**Requirement**
Copy every line of the data in which the word "available" occurs.

**Material provided**
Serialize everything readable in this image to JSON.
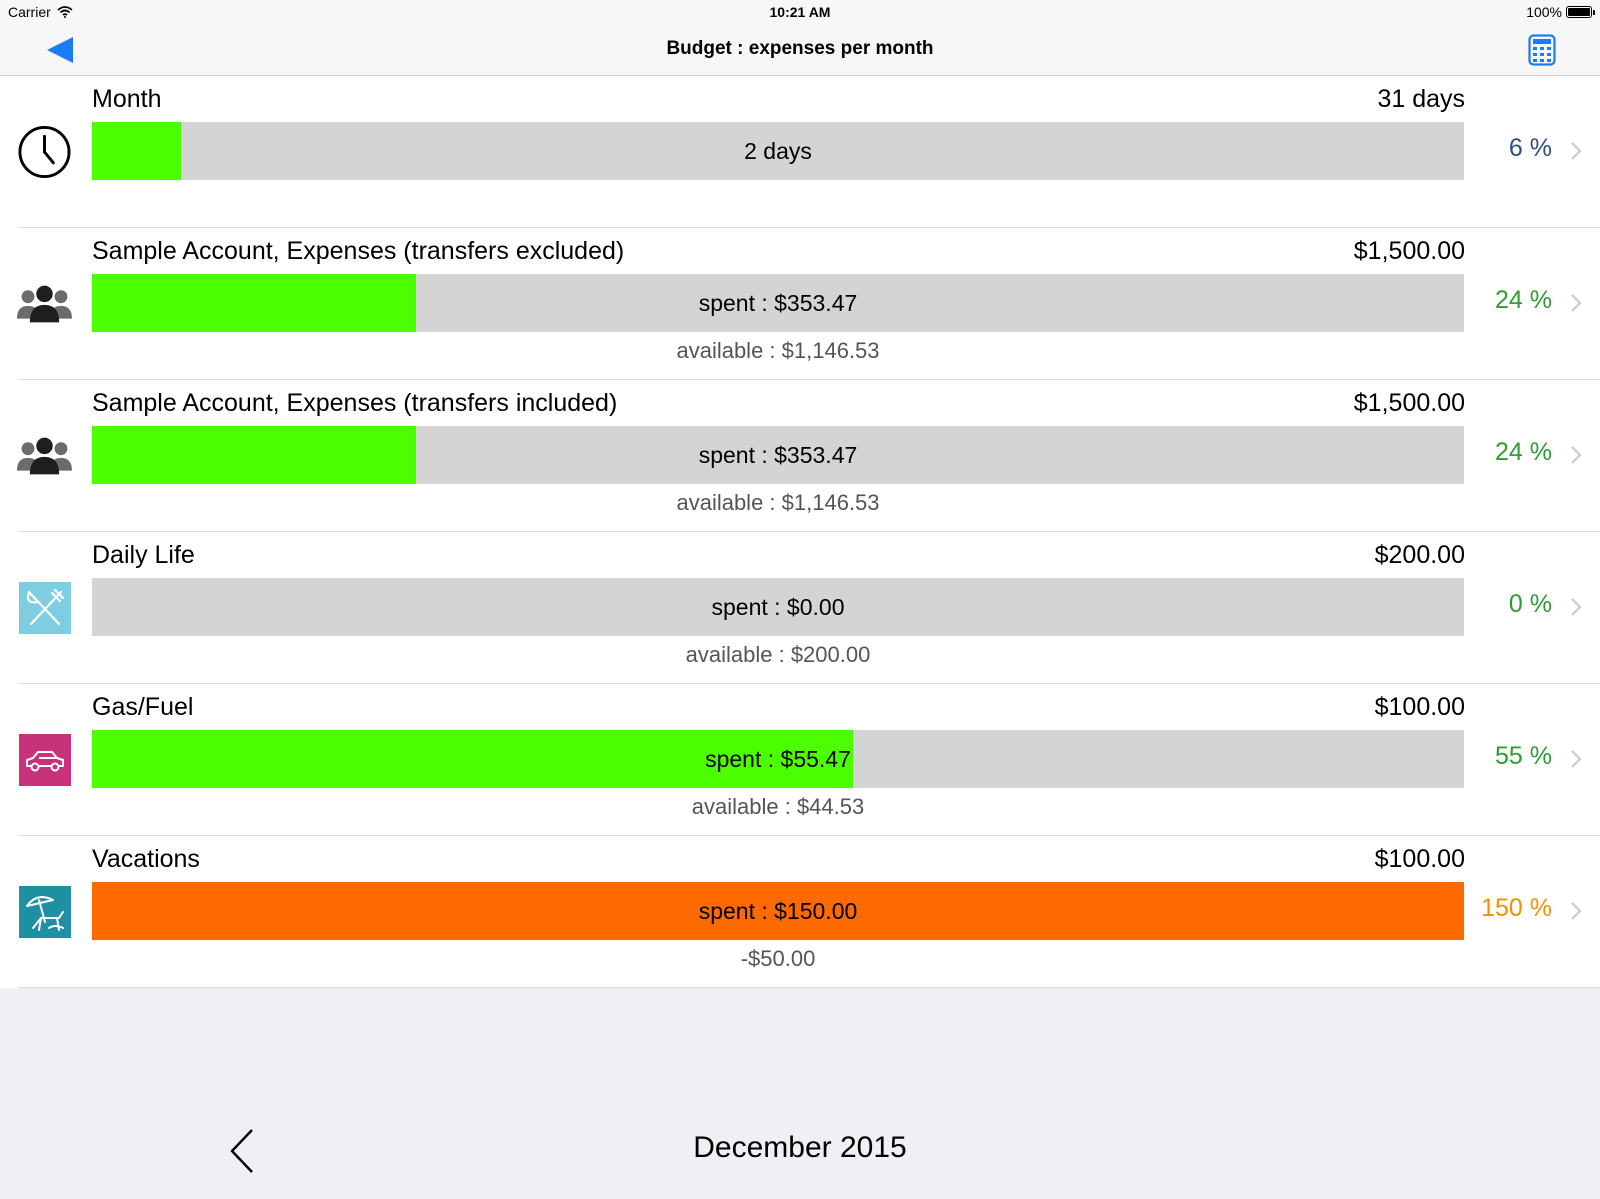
{
  "status_bar": {
    "carrier": "Carrier",
    "time": "10:21 AM",
    "battery": "100%"
  },
  "nav": {
    "title": "Budget : expenses per month",
    "back_icon": "back-triangle-icon",
    "right_icon": "calculator-icon",
    "accent_color": "#1a7cf3"
  },
  "colors": {
    "green": "#4cff00",
    "orange": "#ff6a00",
    "track": "#d4d4d4",
    "pct_green": "#2e9f2e",
    "pct_blue": "#2f4d8a",
    "pct_orange": "#f29100"
  },
  "rows": [
    {
      "icon": "clock-icon",
      "name": "Month",
      "budget": "31 days",
      "bar_label": "2 days",
      "sub": "",
      "pct": "6 %",
      "fill_percent": 6.5,
      "fill_color": "#4cff00",
      "pct_color": "#2f4d8a"
    },
    {
      "icon": "people-icon",
      "name": "Sample Account, Expenses (transfers excluded)",
      "budget": "$1,500.00",
      "bar_label": "spent : $353.47",
      "sub": "available : $1,146.53",
      "pct": "24 %",
      "fill_percent": 23.6,
      "fill_color": "#4cff00",
      "pct_color": "#2e9f2e"
    },
    {
      "icon": "people-icon",
      "name": "Sample Account, Expenses (transfers included)",
      "budget": "$1,500.00",
      "bar_label": "spent : $353.47",
      "sub": "available : $1,146.53",
      "pct": "24 %",
      "fill_percent": 23.6,
      "fill_color": "#4cff00",
      "pct_color": "#2e9f2e"
    },
    {
      "icon": "fork-knife-icon",
      "name": "Daily Life",
      "budget": "$200.00",
      "bar_label": "spent : $0.00",
      "sub": "available : $200.00",
      "pct": "0 %",
      "fill_percent": 0,
      "fill_color": "#4cff00",
      "pct_color": "#2e9f2e"
    },
    {
      "icon": "car-icon",
      "name": "Gas/Fuel",
      "budget": "$100.00",
      "bar_label": "spent : $55.47",
      "sub": "available : $44.53",
      "pct": "55 %",
      "fill_percent": 55.5,
      "fill_color": "#4cff00",
      "pct_color": "#2e9f2e"
    },
    {
      "icon": "beach-umbrella-icon",
      "name": "Vacations",
      "budget": "$100.00",
      "bar_label": "spent : $150.00",
      "sub": "-$50.00",
      "pct": "150 %",
      "fill_percent": 100,
      "fill_color": "#ff6a00",
      "pct_color": "#f29100"
    }
  ],
  "footer": {
    "month": "December 2015",
    "prev_icon": "chevron-left-icon"
  }
}
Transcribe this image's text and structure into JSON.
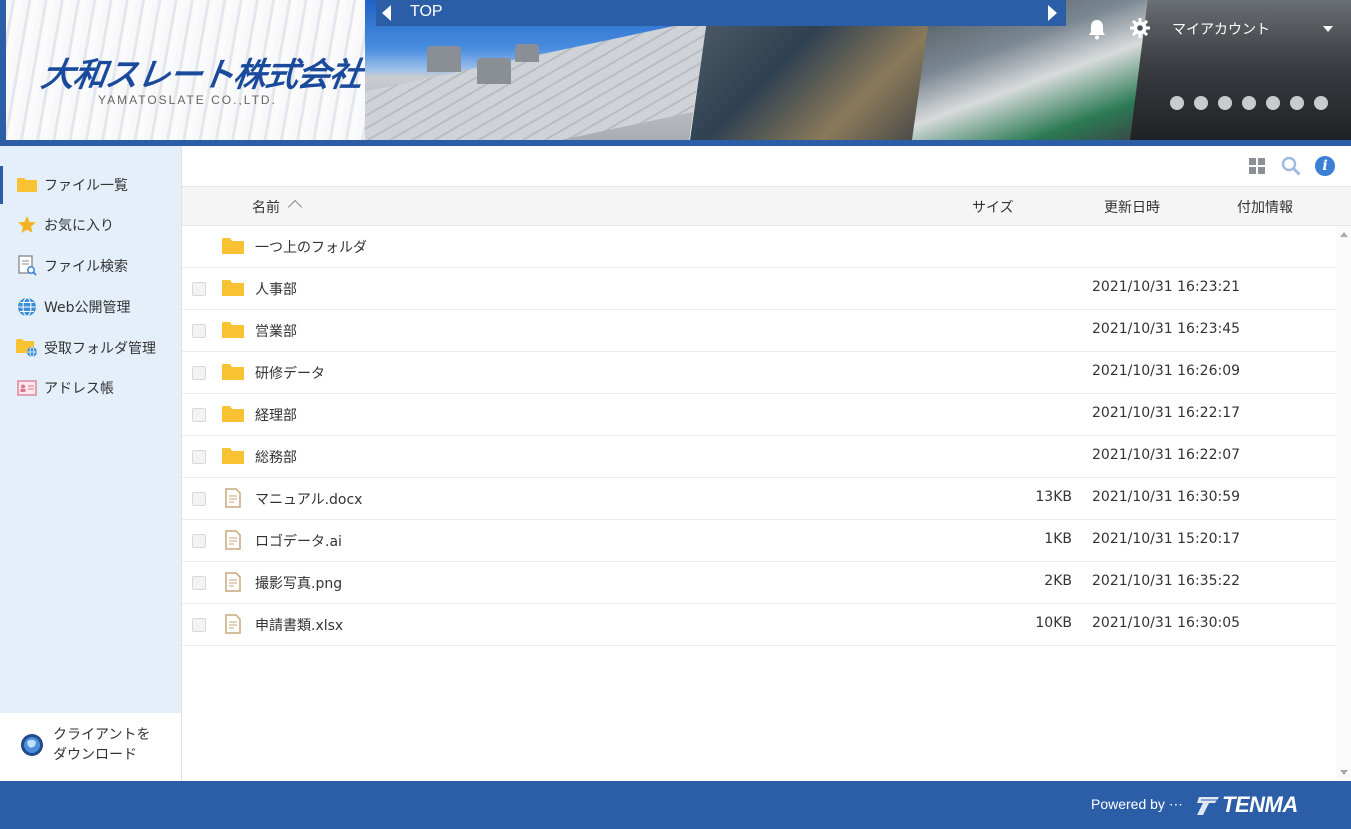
{
  "header": {
    "logo_jp": "大和スレート株式会社",
    "logo_en": "YAMATOSLATE CO.,LTD.",
    "breadcrumb_title": "TOP",
    "account_label": "マイアカウント"
  },
  "sidebar": {
    "items": [
      {
        "label": "ファイル一覧",
        "icon": "folder-icon"
      },
      {
        "label": "お気に入り",
        "icon": "star-icon"
      },
      {
        "label": "ファイル検索",
        "icon": "file-search-icon"
      },
      {
        "label": "Web公開管理",
        "icon": "globe-icon"
      },
      {
        "label": "受取フォルダ管理",
        "icon": "receive-folder-icon"
      },
      {
        "label": "アドレス帳",
        "icon": "address-book-icon"
      }
    ],
    "download_line1": "クライアントを",
    "download_line2": "ダウンロード"
  },
  "table": {
    "columns": {
      "name": "名前",
      "size": "サイズ",
      "updated": "更新日時",
      "extra": "付加情報"
    },
    "parent_folder": "一つ上のフォルダ",
    "rows": [
      {
        "name": "人事部",
        "type": "folder",
        "size": "",
        "updated": "2021/10/31 16:23:21"
      },
      {
        "name": "営業部",
        "type": "folder",
        "size": "",
        "updated": "2021/10/31 16:23:45"
      },
      {
        "name": "研修データ",
        "type": "folder",
        "size": "",
        "updated": "2021/10/31 16:26:09"
      },
      {
        "name": "経理部",
        "type": "folder",
        "size": "",
        "updated": "2021/10/31 16:22:17"
      },
      {
        "name": "総務部",
        "type": "folder",
        "size": "",
        "updated": "2021/10/31 16:22:07"
      },
      {
        "name": "マニュアル.docx",
        "type": "file",
        "size": "13KB",
        "updated": "2021/10/31 16:30:59"
      },
      {
        "name": "ロゴデータ.ai",
        "type": "file",
        "size": "1KB",
        "updated": "2021/10/31 15:20:17"
      },
      {
        "name": "撮影写真.png",
        "type": "file",
        "size": "2KB",
        "updated": "2021/10/31 16:35:22"
      },
      {
        "name": "申請書類.xlsx",
        "type": "file",
        "size": "10KB",
        "updated": "2021/10/31 16:30:05"
      }
    ]
  },
  "footer": {
    "powered_by": "Powered by ⋯",
    "brand": "TENMA"
  },
  "colors": {
    "primary_blue": "#2c5ea8",
    "sidebar_bg": "#e4effa",
    "folder_yellow": "#f8c233",
    "file_icon": "#c9a77a",
    "info_blue": "#3b7fd6"
  }
}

**The answer**
      "sub": "available : $1,146.53",
      "sub": "available : $1,146.53",
      "sub": "available : $200.00",
      "sub": "available : $44.53",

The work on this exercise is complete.